Welcome to Day Eight of the Welfare Reform Bill live blog. Today we’ll be concentrating on the household benefit cap proposals, which will be debated this afternoon in the House of Lords, with once again the possibility of a defeat for the government.
The cap was designed by the government as a way of saving cash, incentivising work and introducing what it believes is an element of fairness into the benefits system – it argues the cap will mean no workless family will receive more in benefits than average working household earnings – an estimated £26,000.
But critics – who include Anglican bishops, a wide range of charities, housing associations and a number of Liberal Democrat peers – fear that the cap – which the government accepts will affect 50,000 housholds – will plunge tens of thousands of children into poverty and homelessness.
The former Lib Dem leader Lord Ashdown told Sky News on Sunday:
I have voted with the government on everything until now… I see my job as ex-leader to support my successor, but I will not support the benefits cap in its present form.
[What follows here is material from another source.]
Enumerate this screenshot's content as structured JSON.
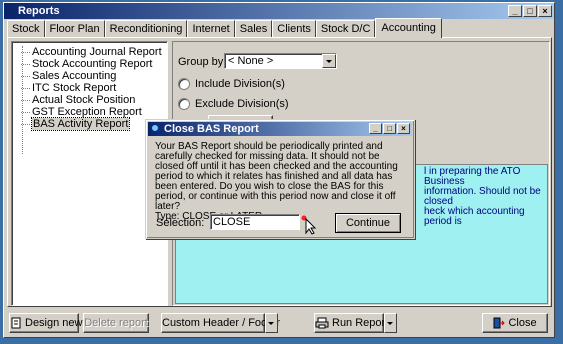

This legislation, in its present form, I cannot accept.
Meanwhile Iain Duncan Smith, the work and pensions mininster, has admitted the government could be defeated this afternoon. He told the Sunday Times that the bishops’ and crossbenchers’ votes will be crucial :
My sense is that unless I can persuade them that they’re in the wrong place on this one, which they are, then they might be tempted to vote against it. It’s down to the crossbenchers
Today we will be:
• Examining the key amendments: a proposal to take child benefit out of the benefits cap calculations; a proposal to give households a “grace period” of exemption from the cap should a family member be made unemployed; and a new proposal to exempt homeless families in temporary accomodation from the cap.
• Talking to the Bishop of Ripon and Leeds, John Packer, who is sponsoring the amendment to exclude child benefit from the cap.
• Covering the Lords debate live this afternoon
My colleague Polly Curtis will be looking at the following question on her Reality Check blog:
Will the benefits cap force more children into poverty?
Please add comments below, and tweet me at @PatrickJButler